By proclaiming Jesus as “the Lamb of God who takes away the sin of the world,” St. John the Baptist identifies him as the fulfillment of Scripture.

He “reveals that Jesus is at the same time the suffering Servant [prophesied by Isaiah] who silently allows himself to be led to the slaughter and who bears the sin of the multitudes, and also the Paschal Lamb, the symbol of Israel’s redemption at the first Passover” (Catechism paragraph 608).

Moreover, the Spirit’s coming upon Jesus is an explicit mark of the Messiah.

“In the Old Testament, the prophets announced that the Spirit of the Lord would rest on the hoped-for Messiah for his saving mission. The descent of the Holy Spirit on Jesus at his baptism by John was the sign that this was he who was to come, the Messiah, the Son of God” (1286).

For these reasons, Jesus’ Baptism is another “epiphany,” or manifestation of Him as the Messiah and Son of God.

Jesus continues to manifest Himself to us at every Mass, preeminently through the Eucharist, and we echo John’s words as we hail Him as the Lamb of God.

As St. Gregory of Nyssa (d. ca. 394/5) observed, the Eucharist completes the sacrifice of the Lamb, when Jesus gives “His own Body to His disciples for eating” (Sermon One on the Resurrection of Christ).

Question for reflection: How do I discern the presence of Christ?

Jesus’ Passion and Death

Summary of Catechism paragraphs 595-637:

  • Jesus’ Passion — from the Latin word for “suffering” — and His death on the Cross were not caused by chance or circumstances, but rather formed part of the mystery of God’s plan.
  • From all eternity, God foreknew how individual human beings would act according to their free will; yet out of pure love, the Father still chose to send the Son, and Jesus willingly embraced His self-sacrifice for us.
  • Sin brought death into the world, but Jesus used His own death to conquer death, defeat the power of evil, and liberate us from both sin and death.
  • Jesus absorbed the whole horror of the world’s evil when taking our sins upon Himself; His mental and spiritual anguish, as witnessed in the agony in the garden, added immeasurably to the excruciating physical pain He suffered.
  • Jesus died for each and every individual human being who has ever lived, and will ever live, over the entire sweep of history — for each one of us personally, not just for a faceless mass of humanity in general.
  • Hence all of us, as sinners, are the authors of His Passion; for this reason it is wrong to focus blame on the Jewish leaders of Jesus’ time, or any other individuals who were involved in His trial and crucifixion.
  • After Jesus died, He descended into the realm of the dead to free the spirits of the holy ones who had been waiting for the Savior to open the way to heaven; this signifies that Jesus’ redemptive action extends to people of all times and places.
  •  Jesus is able to bring about perfect atonement for our sins, and reconcile us with God, because He is both God and man; therefore Jesus is the unique and definitive sacrifice.
  •  Jesus completes and surpasses the sacrifices of the Old Covenant: He is the Lamb of God slain for us in the ultimate Passover (Paschal) sacrifice, and He fulfills Isaiah’s prophecy of the Suffering Servant, whose death brings about redemption.
  • Jesus instituted the Eucharist as a perpetual memorial of His once-for-all sacrifice: at the Last Supper, He anticipated His voluntary offering to the Father, and with the command to “Do this in memory of me,” He established the sacrifice of the New Covenant.

Live Your Faith

We reflect on Jesus’ suffering, not only to feel sorrow for our sins, but to absorb the depth of His love for us.

He could have redeemed us in countless other ways.

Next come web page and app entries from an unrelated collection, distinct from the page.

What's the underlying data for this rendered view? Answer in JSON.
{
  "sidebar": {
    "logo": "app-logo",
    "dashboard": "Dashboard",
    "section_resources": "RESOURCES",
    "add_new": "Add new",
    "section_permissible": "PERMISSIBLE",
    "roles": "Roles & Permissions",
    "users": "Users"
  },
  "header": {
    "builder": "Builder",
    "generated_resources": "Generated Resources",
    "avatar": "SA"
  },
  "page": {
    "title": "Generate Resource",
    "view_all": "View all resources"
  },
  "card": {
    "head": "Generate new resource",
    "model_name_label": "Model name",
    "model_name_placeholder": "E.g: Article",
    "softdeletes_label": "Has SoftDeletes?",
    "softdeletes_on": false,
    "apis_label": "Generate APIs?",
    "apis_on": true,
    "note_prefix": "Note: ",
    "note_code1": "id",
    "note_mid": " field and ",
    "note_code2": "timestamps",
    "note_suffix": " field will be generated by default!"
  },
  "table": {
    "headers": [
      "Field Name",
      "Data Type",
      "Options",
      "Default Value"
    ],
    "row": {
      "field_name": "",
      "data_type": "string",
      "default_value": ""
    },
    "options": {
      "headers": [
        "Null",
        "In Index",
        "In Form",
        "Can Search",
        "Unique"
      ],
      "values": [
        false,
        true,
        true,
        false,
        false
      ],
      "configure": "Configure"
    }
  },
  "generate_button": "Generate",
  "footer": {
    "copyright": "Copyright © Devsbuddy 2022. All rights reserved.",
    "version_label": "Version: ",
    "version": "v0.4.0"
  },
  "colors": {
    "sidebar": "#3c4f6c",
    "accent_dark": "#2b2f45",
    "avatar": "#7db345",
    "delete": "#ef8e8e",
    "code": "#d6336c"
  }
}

Yet He chose to go to the furthest extremity, sparing nothing, pouring Himself out entirely, that we might never doubt His love.

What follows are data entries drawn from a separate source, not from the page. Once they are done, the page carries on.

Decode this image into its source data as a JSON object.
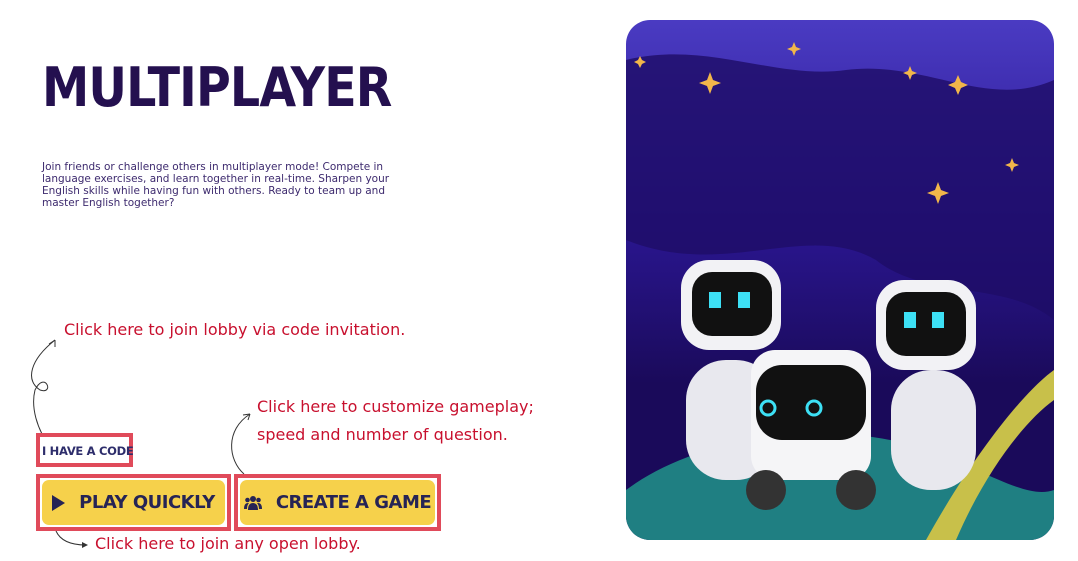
{
  "title": "MULTIPLAYER",
  "description": "Join friends or challenge others in multiplayer mode! Compete in language exercises, and learn together in real-time. Sharpen your English skills while having fun with others. Ready to team up and master English together?",
  "annotations": {
    "code": "Click here to join lobby via code invitation.",
    "create_line1": "Click here to customize gameplay;",
    "create_line2": "speed and number of question.",
    "play": "Click here to join any open lobby."
  },
  "buttons": {
    "have_code": "I HAVE A CODE",
    "play_quickly": "PLAY QUICKLY",
    "create_game": "CREATE A GAME"
  },
  "icons": {
    "play": "play-icon",
    "create": "users-icon"
  },
  "colors": {
    "title": "#24104f",
    "annotation": "#c8102e",
    "button": "#f6d14b",
    "highlight": "#e04a5a"
  }
}
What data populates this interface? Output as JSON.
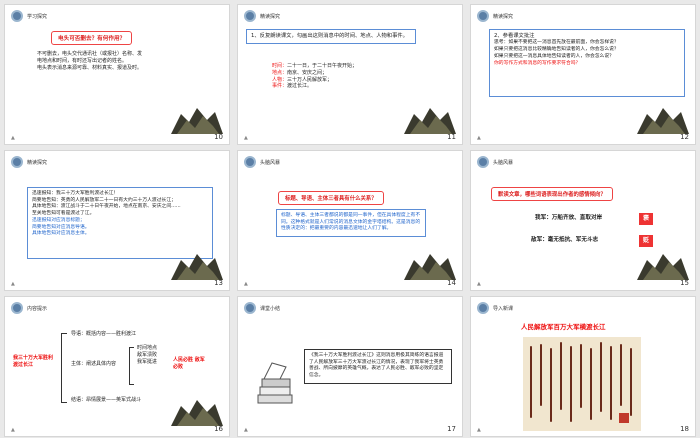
{
  "slides": [
    {
      "number": "10",
      "header": "学习探究",
      "question": "电头可否删去？有何作用？",
      "lines": [
        "不可删去，电头交代通讯社（或报社）名称、发",
        "电地点和时间，有时还写出记者的姓名。",
        "电头表示消息来源可靠、材料真实、报道及时。"
      ]
    },
    {
      "number": "11",
      "header": "精读探究",
      "task": "1、反复朗读课文，勾画出这则消息中的时间、地点、人物和事件。",
      "rows": [
        {
          "k": "时间：",
          "v": "二十一日，于二十日午夜开始；"
        },
        {
          "k": "地点：",
          "v": "南京、安庆之间；"
        },
        {
          "k": "人物：",
          "v": "三十万人民解放军；"
        },
        {
          "k": "事件：",
          "v": "渡过长江。"
        }
      ]
    },
    {
      "number": "12",
      "header": "精读探究",
      "task": "2、参看课文批注",
      "lines": [
        "思考：如果不要把这一消息首先放在最前面，你会怎样说？",
        "如果只要把这消息比较精确地告知读者的人，你会怎么说？",
        "如果只要把这一消息具体地告知读者的人，你会怎么说？",
        "你的写作方式和消息的写作要求符合吗？"
      ]
    },
    {
      "number": "13",
      "header": "精读探究",
      "lines": [
        "迅速报知：我三十万大军胜利渡过长江！",
        "简要地告知：英勇的人民解放军二十一日有大约三十万人渡过长江；",
        "具体地告知：渡江战斗于二十日午夜开始，地点在南京、安庆之间……",
        "至关地告知可看是渡过了江。"
      ],
      "summary": [
        "迅速报知对应消息标题；",
        "简要地告知对应消息导语。",
        "具体地告知对应消息主体。"
      ]
    },
    {
      "number": "14",
      "header": "头脑风暴",
      "question": "标题、导语、主体三者具有什么关系？",
      "answer": "标题、导语、主体三者都说的都是同一事件，但在具体程度上有不同。这种格式就是人们常说的消息文体的金字塔结构。这是消息的性质决定的：把最重要的内容最迅速地让人们了解。"
    },
    {
      "number": "15",
      "header": "头脑风暴",
      "question": "默读文章，哪些词语表现出作者的感情倾向？",
      "our": "我军：万船齐放、直取对岸",
      "enemy": "敌军：毫无抵抗、军无斗志",
      "badge1": "褒",
      "badge2": "贬"
    },
    {
      "number": "16",
      "header": "内容提示",
      "left": "我三十万大军胜利渡过长江",
      "right": "人民必胜 敌军必败",
      "items": [
        "导语：概括内容——胜利渡江",
        "主体：阐述具体内容",
        "结语：昂情展景——英军式战斗"
      ],
      "sub": [
        "时间地点",
        "敌军溃败",
        "我军挺进"
      ]
    },
    {
      "number": "17",
      "header": "课堂小结",
      "text": "《我三十万大军胜利渡过长江》这则消息用极其简练的语言报道了人民解放军三十万大军渡过长江的情况，表现了我军将士英勇善战、所向披靡的英雄气概，表达了人民必胜、敌军必败的坚定信念。"
    },
    {
      "number": "18",
      "header": "导入新课",
      "title": "人民解放军百万大军横渡长江"
    }
  ]
}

It is this very sacrifice, accomplished once for all, that we experience at Mass — not by repeating what happened at Calvary all over again, but by Christ’s single sacrifice being made present to us, so that we enter into the mystery of our redemption.

This understanding of a “memorial” is deeply rooted in Sacred Scripture. We glimpse it in Israel’s celebration of Passover, which is not a simple act of calling to mind, but a making-present of the saving events that had already occurred in time.

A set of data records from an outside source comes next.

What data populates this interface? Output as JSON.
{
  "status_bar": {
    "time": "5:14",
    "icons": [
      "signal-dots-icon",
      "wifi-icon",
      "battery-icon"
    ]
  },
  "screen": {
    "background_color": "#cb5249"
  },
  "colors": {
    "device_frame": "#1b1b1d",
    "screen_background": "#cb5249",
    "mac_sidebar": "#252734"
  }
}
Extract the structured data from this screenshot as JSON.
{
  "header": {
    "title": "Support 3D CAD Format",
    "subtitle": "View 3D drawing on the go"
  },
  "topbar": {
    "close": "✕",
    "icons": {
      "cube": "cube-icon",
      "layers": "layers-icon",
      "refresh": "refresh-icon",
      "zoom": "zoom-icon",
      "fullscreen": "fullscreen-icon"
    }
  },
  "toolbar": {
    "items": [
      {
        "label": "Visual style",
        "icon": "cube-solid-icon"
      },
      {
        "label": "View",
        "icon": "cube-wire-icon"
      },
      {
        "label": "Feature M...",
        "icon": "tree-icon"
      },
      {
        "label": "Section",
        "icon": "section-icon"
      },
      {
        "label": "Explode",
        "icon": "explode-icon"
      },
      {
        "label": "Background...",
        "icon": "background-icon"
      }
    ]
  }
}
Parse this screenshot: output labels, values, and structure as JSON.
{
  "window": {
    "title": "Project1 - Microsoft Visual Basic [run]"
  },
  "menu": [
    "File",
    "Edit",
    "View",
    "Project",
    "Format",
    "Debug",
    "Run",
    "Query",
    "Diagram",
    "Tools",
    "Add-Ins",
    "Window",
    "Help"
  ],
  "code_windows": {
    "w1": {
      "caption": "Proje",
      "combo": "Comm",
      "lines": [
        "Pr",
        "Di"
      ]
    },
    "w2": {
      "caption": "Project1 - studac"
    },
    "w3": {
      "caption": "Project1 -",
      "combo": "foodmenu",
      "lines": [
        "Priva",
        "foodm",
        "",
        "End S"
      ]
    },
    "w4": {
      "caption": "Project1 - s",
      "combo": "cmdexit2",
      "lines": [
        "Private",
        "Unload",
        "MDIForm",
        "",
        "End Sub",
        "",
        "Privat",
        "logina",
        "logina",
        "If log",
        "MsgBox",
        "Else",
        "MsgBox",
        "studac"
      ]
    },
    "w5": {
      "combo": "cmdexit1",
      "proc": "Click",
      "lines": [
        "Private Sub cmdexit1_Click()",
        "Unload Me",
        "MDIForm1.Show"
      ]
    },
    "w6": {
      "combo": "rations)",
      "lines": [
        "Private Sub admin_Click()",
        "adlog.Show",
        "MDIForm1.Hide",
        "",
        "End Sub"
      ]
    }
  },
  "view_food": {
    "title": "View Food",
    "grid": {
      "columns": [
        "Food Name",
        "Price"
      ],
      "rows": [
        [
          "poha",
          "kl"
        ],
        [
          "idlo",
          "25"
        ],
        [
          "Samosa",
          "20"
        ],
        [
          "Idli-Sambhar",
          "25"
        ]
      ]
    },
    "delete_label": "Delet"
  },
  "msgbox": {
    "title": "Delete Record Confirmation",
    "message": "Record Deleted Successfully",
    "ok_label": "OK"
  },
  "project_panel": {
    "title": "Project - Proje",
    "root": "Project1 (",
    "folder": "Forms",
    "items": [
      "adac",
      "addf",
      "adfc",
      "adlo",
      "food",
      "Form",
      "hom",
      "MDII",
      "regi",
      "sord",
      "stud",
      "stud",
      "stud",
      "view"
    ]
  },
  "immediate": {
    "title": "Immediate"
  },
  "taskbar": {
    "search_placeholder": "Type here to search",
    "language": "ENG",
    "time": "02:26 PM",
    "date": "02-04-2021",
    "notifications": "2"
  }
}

Let us respond to Jesus’ great love by dedicating ourselves unreservedly to Him.